He was in his room of the barracks, alone. He’d been so tired following the patrol, he’d fallen asleep in his uniform, despite the impending storm.
Damnation! That dream…
Kaladin rolled off of his cot, scrambling to his feet. He grabbed his spear and flung the door open.
Outside, the wind still howled, the rain still pelted the ground with a sound like sticks breaking. Kaladin tried to make out the barracks in the darkness, but it was futile.
There was no lightning, however, and the wind—while violent—was not nearly strong enough to fling boulders or topple walls. The bulk of the highstorm had passed. Kaladin felt his way around the chill, rain-slicked stone wall of the barrack, head down against the wind, until he reached the front door of the barrack.
He shoved this open. Inside, the members of Bridge Four sat in a group around several spheres. They lit Sigzil’s face, animated, as he’d been telling a story to the others. Though, as an officer, he had his own room he had chosen to weather this storm with the men.

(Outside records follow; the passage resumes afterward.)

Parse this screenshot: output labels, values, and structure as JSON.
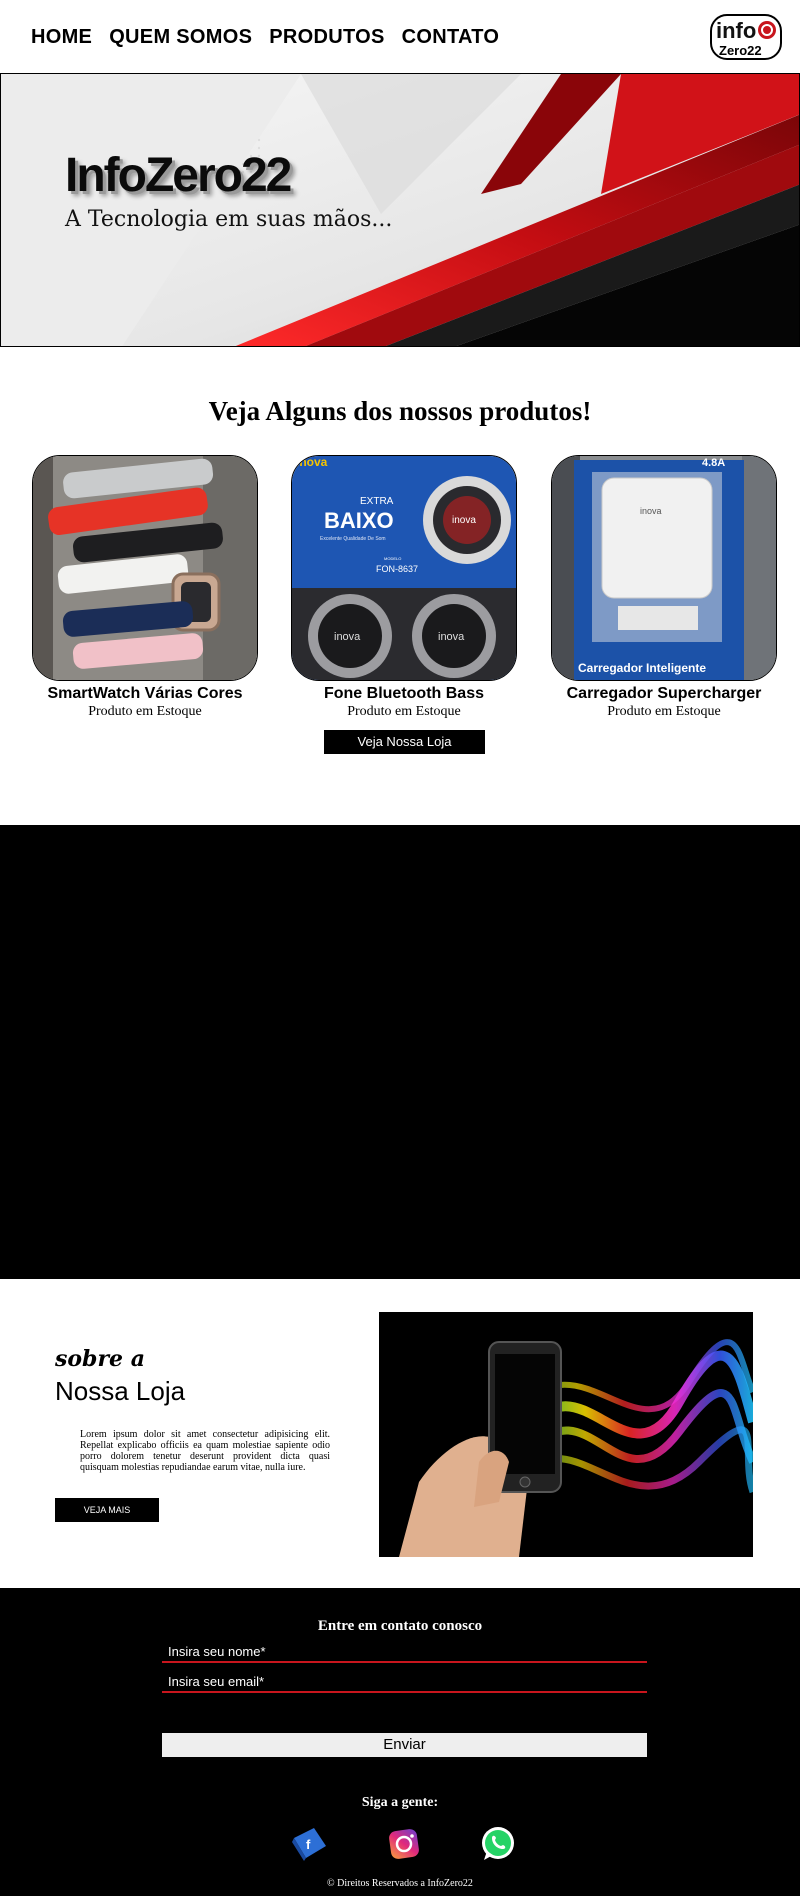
{
  "nav": {
    "items": [
      {
        "label": "HOME"
      },
      {
        "label": "QUEM SOMOS"
      },
      {
        "label": "PRODUTOS"
      },
      {
        "label": "CONTATO"
      }
    ],
    "logo_text_top": "info",
    "logo_text_bottom": "Zero22"
  },
  "hero": {
    "title": "InfoZero22",
    "subtitle": "A Tecnologia em suas mãos..."
  },
  "products": {
    "heading": "Veja Alguns dos nossos produtos!",
    "items": [
      {
        "name": "SmartWatch Várias Cores",
        "status": "Produto em Estoque"
      },
      {
        "name": "Fone Bluetooth Bass",
        "status": "Produto em Estoque",
        "photo_text": {
          "badge": "EXTRA",
          "big": "BAIXO",
          "small": "Excelente Qualidade De Som",
          "model_label": "MODELO",
          "model": "FON-8637",
          "brand": "inova"
        }
      },
      {
        "name": "Carregador Supercharger",
        "status": "Produto em Estoque",
        "photo_text": {
          "amp": "4.8A",
          "brand": "inova",
          "caption": "Carregador Inteligente"
        }
      }
    ],
    "store_button": "Veja Nossa Loja"
  },
  "about": {
    "kicker": "sobre a",
    "title": "Nossa Loja",
    "text": "Lorem ipsum dolor sit amet consectetur adipisicing elit. Repellat explicabo officiis ea quam molestiae sapiente odio porro dolorem tenetur deserunt provident dicta quasi quisquam molestias repudiandae earum vitae, nulla iure.",
    "button": "VEJA MAIS"
  },
  "contact": {
    "title": "Entre em contato conosco",
    "name_placeholder": "Insira seu nome*",
    "email_placeholder": "Insira seu email*",
    "send_button": "Enviar",
    "follow_label": "Siga a gente:",
    "copyright": "© Direitos Reservados a InfoZero22"
  },
  "colors": {
    "accent_red": "#c8151d",
    "black": "#000000",
    "white": "#ffffff"
  },
  "icons": [
    "facebook-icon",
    "instagram-icon",
    "whatsapp-icon"
  ]
}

The suddenly-opened door caused cries of alarm, and men pulled back, some falling off of stools and cursing.
“K…Kaladin?” Rock asked. “Umalinita’ai! Is it you?”

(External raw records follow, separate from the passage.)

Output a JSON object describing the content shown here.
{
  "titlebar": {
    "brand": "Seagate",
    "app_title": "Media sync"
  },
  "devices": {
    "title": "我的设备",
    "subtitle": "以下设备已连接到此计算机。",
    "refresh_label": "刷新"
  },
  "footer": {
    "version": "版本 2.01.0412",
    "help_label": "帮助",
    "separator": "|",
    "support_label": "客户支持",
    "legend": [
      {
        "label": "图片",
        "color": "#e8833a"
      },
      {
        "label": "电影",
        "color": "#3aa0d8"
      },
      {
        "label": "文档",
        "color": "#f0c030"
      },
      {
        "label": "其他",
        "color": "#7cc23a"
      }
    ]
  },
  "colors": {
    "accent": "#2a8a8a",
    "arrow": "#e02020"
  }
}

“Grab your spears,” Kaladin snapped, stepping out of the wind. “I want every man armed and ready. All squads to the Pinnacle.”
“Now?” Leyten asked. “In the storm?”
“It is mostly over,” Kaladin said. “Up, men! Move! Storms, is Teft not back yet?”
“No,” Drehy said as the men scrambled to gather their gear. “We don’t know where he is.”
“I’m going on ahead,” Kaladin said, stepping back out into the storm. “Hurry as quickly as you can.”
“Yes, sir!” Drehy said. “But why?”
Kaladin stopped, looking back in at them. “Because something is coming.”
Kaladin ran through the storm, carrying his spear, holding a diamond mark for light. The wind was at his back, fortunately, as he ran westward toward the king’s palace.
There were no guards at the gates of the warcamps. They’d gone in for the storm. The streets were deserted, strewn with debris that Kaladin’s frail light barely illuminated.
The gates were closed. The bar across them could not be lifted by one man.
He, fortunately, had Stormlight.
As the bar thumped to the ground and he shoved the wooden gate open, Light streaming from his body, he heard cries of alarm from the nearby gatehouse. The men inside did not come out, did not even open a window shutter, but they heard.
Kaladin slipped out of the warcamps and splashed through deep puddles, running with everything he had for the Pinnacle up ahead. A light suddenly streaked down from the sky, like lightning, but more permanent.